I hear you’re working on a major initiative in Colombia. Is it comprised of several different projects or under one umbrella? It’s one film called A Paso de Mangles (Steps from the Mangroves) and it has a large educational component to it once the film is done. So then we’ll do a whole educational outreach component for women that are survivors of sexual violence in the context of the armed conflict in Colombia. So I’ve been working on the film with Gloria LaMorte for the past two years. She and I have written it together and I am directing it.

Tell me about your new HBO project in development? I am producing an HBO pilot. It’s a documentary television series that is yet untitled. It’s really exciting. This is the first time I am producing someone else’s work. I normally produce my own work, not that I want to, but because I have to. This is the first time I am producing another director’s work. The reason being is because I’m really excited about the subject matter. It’s about three generations of one Latino family in Washington Heights. It’s a Dominican family. We have the "abuela", the parents are door-to-door salesmen, and the younger generation, who are 30-year-old men who have started their own business – they’re entrepreneurs, who have a technology company that they’re getting off the ground. The documentary series is a celebration of what it means to have this American dream. What it means to have three generations of one Latino family and how culture changes within that family – how language changes within those three generations.
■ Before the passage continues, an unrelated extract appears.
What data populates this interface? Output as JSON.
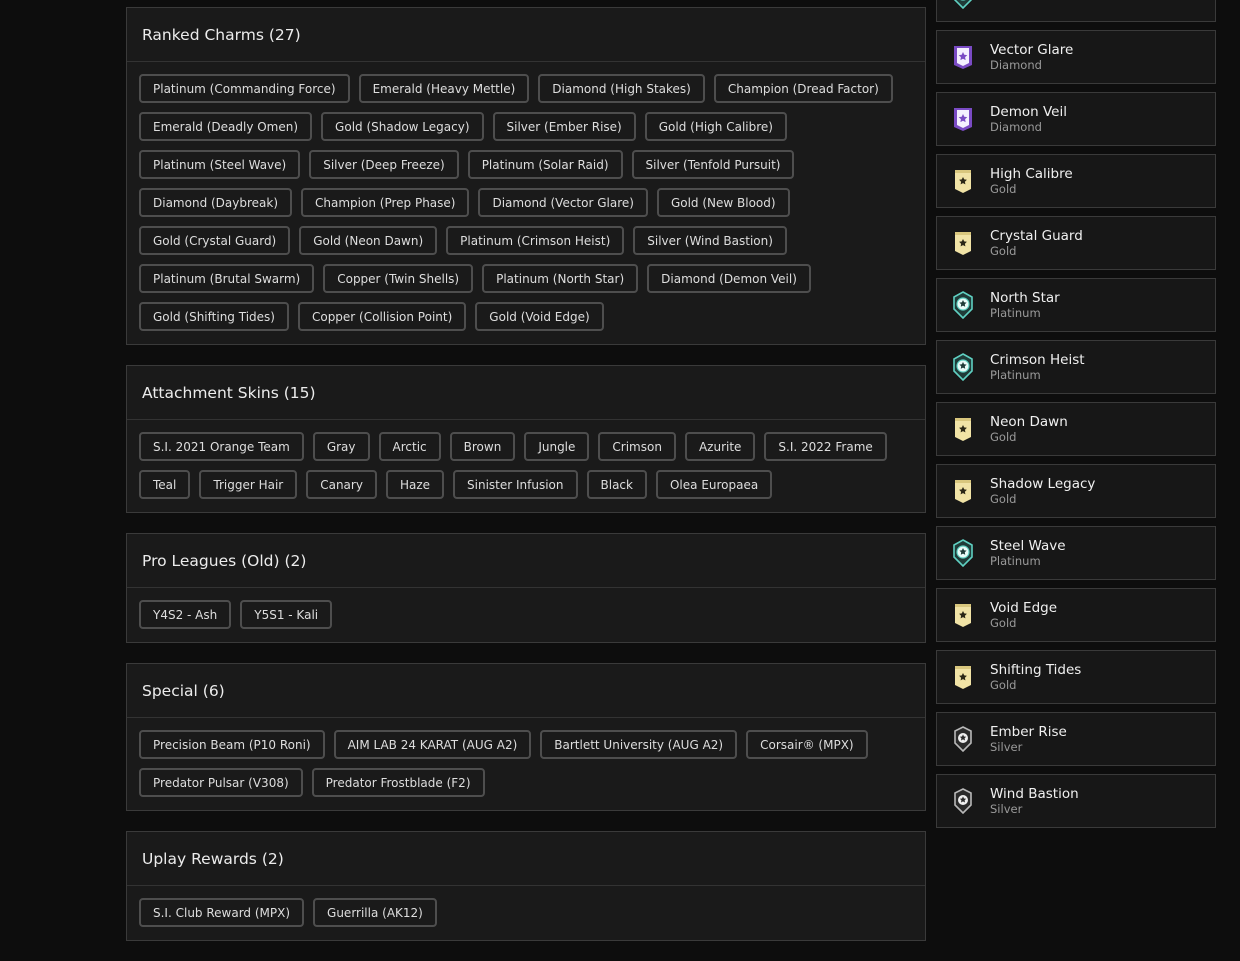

It’s a look at a Dominican family where one of the sons went to one of the best business schools in the country. The guy is one of the most intelligent, articulate, risk-takers you can even ever imagine. This is the antithesis to stereotypes – and this is why I am so excited if this show gets picked up that this will be the first show out there of a Latino family in this light – this would be a huge project. It would be on HBO, not HBO Latino. We’re doing Spanish, Spanglish, and we’re doing English. So it’s really this groundbreaking show.

Your $0.10 of advice for directors that they don’t ask that they should know? As directors, a lot of people are focused on the artistic side, rather than what it takes to be a leader. The quality of leadership is essential so that a crew believes in you – whether it is five or 500 people. The type of leader I strive to be is a progressive and compassionate leader, which does not entail running the process as a dictatorship. I firmly believe in forging collaborative relationships. And what I find is that it makes you better artistically by collaborating with others.

* * * *

Louis E. Perego Moreno (Tío Louie)

An interactive content producer and educator who for the past 33 years has owned Skyline Features, a bilingual (English- and Spanish-language) multimedia and educational production company developing documentaries, television programming and advertising commercials featuring Latinos, Blacks, Women, Urban Youth and LGBT. Produced 70 documentary shorts with 1,500 Latino and Black Youth. Producer/Director/Writer of documentary feature, Latina Confessions (2010) and airing on PBS nationally was co-producer on American Dreams Deferred (2012-2014). Executive Producer of PRIME LATINO MEDIA SALÓN, metro-New York's only monthly gathering of Latino multimedia-makers and actors in which over 60 narrative & documentary filmmakers, programmers, casting agents, digital media producers and actors have been interviewed.

For more information about Paola Mendoza, click here. To see photos of the Prime Latino Media Salón event featuring Ms. Mendoza, click here.

No comments: